Book: Plants in the Getty's Central Garden

We live only a mile or two from the Getty Center here in Los Angeles. It has become one of our regular places to visit when they have their regular Family Day events as well as any time we need a brief respite from the city.




One of my favorite parts of the center is the Central Garden designed by Robert irwin. Unlike any other garden I have ever visited, it offers a wonderful collection of experiences as you wander down via the zig-zagging path that follows a stream.


One disappointment, especially for a gardener, is that there are no identifyig labels or signs at all. You are left to your own devices to figure out what everything is. This is why I consider Plants in the Getty's Central Garden an "must have" if you are looking for a deeper understanding of the garden.


The book includes a Foward by Robert Irwin, three essays on the garden discussing its design and creation and a photo illustrated guide to all the plants you might encounter there. The garden does change, season by season, so you may not find everything listed and you might find new items that have been added since the book was written.

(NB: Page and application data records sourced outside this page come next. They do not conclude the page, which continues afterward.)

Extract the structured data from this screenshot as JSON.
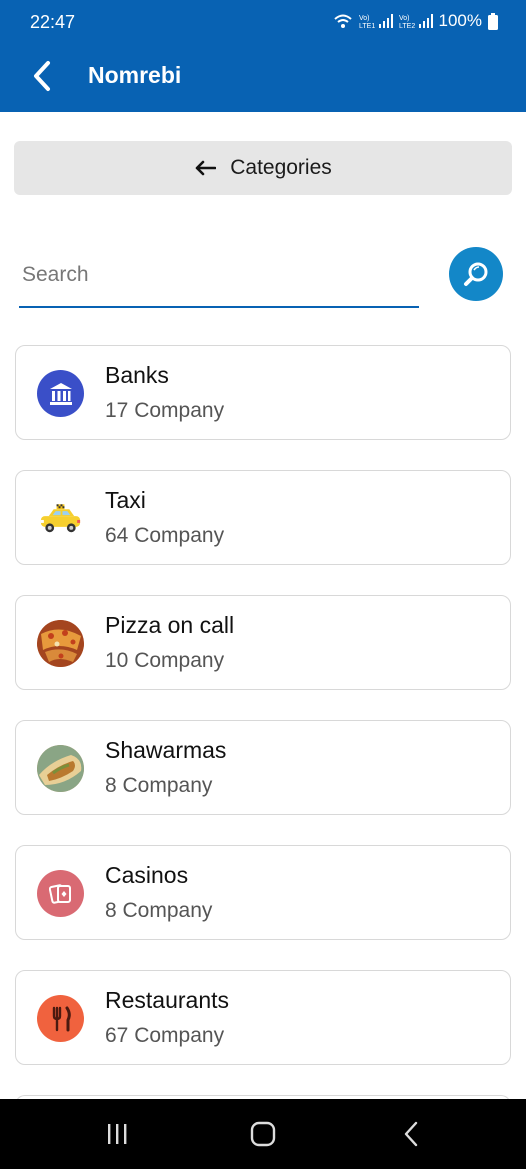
{
  "status_bar": {
    "time": "22:47",
    "battery": "100%",
    "sim1": "LTE1",
    "sim2": "LTE2"
  },
  "app_bar": {
    "title": "Nomrebi"
  },
  "categories_button": {
    "label": "Categories"
  },
  "search": {
    "placeholder": "Search",
    "value": ""
  },
  "categories": [
    {
      "name": "Banks",
      "count": "17 Company",
      "icon": "bank-icon",
      "color": "#3a4fc8"
    },
    {
      "name": "Taxi",
      "count": "64 Company",
      "icon": "taxi-icon",
      "color": "#ffffff"
    },
    {
      "name": "Pizza on call",
      "count": "10 Company",
      "icon": "pizza-icon",
      "color": "#b5542e"
    },
    {
      "name": "Shawarmas",
      "count": "8 Company",
      "icon": "shawarma-icon",
      "color": "#b59a6a"
    },
    {
      "name": "Casinos",
      "count": "8 Company",
      "icon": "cards-icon",
      "color": "#d96a73"
    },
    {
      "name": "Restaurants",
      "count": "67 Company",
      "icon": "cutlery-icon",
      "color": "#f0623e"
    }
  ]
}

Even after visiting the Getty Center so many times over the past few years, this book will give me a new opportunity to see the garden in a fresh light.

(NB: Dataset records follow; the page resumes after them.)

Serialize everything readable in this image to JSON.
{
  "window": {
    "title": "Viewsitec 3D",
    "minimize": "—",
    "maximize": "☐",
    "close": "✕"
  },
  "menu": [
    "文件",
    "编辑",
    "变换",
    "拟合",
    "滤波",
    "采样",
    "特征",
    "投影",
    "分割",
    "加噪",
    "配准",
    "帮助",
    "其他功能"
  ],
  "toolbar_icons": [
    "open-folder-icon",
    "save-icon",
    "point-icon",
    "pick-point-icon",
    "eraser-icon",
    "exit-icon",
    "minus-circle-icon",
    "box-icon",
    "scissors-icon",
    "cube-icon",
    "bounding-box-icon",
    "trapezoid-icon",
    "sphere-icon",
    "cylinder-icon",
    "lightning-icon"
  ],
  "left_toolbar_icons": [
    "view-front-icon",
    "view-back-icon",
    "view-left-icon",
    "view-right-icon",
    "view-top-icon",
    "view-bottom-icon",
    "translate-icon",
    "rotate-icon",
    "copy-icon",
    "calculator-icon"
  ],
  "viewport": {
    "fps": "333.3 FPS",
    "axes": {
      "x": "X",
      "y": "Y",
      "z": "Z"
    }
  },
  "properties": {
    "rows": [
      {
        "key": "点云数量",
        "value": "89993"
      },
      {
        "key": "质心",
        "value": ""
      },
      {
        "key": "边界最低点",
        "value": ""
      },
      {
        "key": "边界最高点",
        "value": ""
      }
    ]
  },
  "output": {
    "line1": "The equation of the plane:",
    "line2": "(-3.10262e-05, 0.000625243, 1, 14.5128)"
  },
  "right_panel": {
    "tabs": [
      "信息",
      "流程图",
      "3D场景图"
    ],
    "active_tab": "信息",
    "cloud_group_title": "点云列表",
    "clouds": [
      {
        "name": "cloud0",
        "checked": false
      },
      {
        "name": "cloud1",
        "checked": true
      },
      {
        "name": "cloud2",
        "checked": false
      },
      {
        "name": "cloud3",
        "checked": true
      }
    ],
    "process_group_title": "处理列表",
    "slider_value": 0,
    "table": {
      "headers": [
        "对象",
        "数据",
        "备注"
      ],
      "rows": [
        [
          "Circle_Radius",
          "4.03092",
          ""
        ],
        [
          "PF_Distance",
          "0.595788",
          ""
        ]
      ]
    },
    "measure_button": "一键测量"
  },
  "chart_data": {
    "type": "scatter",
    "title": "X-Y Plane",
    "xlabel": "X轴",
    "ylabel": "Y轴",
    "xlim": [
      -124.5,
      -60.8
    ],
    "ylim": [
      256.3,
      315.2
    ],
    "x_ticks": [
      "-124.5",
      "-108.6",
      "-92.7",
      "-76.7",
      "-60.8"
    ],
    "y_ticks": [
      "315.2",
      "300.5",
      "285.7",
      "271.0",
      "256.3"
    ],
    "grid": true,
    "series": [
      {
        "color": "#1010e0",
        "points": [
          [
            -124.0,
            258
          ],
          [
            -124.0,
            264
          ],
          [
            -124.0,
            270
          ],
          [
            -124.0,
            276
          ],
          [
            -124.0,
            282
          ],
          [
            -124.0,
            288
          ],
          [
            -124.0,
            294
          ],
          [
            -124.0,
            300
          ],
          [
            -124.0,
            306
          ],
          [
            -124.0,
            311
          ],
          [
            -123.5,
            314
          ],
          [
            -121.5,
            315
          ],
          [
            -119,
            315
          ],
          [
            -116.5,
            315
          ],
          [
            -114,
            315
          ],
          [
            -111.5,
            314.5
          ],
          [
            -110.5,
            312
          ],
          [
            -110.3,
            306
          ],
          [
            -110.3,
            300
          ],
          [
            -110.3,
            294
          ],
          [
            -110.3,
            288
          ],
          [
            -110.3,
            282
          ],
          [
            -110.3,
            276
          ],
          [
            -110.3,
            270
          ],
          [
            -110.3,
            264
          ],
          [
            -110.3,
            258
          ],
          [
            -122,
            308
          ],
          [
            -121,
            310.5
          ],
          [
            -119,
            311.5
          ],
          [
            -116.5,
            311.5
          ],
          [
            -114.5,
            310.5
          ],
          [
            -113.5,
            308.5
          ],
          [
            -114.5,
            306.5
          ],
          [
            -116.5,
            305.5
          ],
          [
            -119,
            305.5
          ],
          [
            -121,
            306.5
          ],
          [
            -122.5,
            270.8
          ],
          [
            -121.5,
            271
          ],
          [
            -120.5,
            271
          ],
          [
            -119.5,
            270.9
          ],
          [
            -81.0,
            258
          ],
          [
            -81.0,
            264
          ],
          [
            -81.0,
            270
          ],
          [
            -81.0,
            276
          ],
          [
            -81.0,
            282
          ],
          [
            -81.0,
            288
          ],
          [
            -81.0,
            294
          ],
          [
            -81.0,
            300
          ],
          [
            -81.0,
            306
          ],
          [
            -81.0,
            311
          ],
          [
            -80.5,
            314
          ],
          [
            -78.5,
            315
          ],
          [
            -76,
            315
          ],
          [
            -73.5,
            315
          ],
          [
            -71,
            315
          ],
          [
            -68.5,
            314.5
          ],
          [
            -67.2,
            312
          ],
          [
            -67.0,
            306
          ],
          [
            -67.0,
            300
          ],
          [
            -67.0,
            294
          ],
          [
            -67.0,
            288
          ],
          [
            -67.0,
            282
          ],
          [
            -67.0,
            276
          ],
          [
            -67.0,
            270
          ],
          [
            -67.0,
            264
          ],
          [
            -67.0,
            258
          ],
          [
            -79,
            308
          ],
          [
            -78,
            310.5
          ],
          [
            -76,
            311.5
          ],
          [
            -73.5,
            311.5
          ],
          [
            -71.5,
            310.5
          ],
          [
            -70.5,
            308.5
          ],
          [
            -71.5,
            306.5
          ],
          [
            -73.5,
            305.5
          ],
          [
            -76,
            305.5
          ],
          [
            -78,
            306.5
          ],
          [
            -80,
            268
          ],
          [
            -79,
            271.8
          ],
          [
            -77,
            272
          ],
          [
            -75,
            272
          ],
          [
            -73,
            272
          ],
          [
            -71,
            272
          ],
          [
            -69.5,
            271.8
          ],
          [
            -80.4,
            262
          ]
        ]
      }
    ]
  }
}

Thursday, October 07, 2004

Grasses in the Fall

It seems the folks over at the Seattle Post-Intelligencer area reading my mind again.


I was just wondering what to do with the fountain grass in my front yard and they offer up this column:


Let your grasses grow:
Ignore your itchy fingers and indulge lush ornamentals


I guess my intuition was pretty good last year, though, as I came up with the same idea they had...simply raking out the dead growth and leaving the main structure of the grass. It always bothers me when I see folks who have lopped off the top of the grass leaving an unnatural-looking flat-top clump that never seems to recover.


Sometimes, I guess, leaving it alone is the best action you can take.


Monday, October 04, 2004

Dangerous Gardening

Thank goodness I have never run into anything more dangerous than a piece of rusty metal or an unmarked spinkler line in my garden.


This San Diego man got more than her bargained for just trying to work in his yard.


Man gardening finds stick of dynamite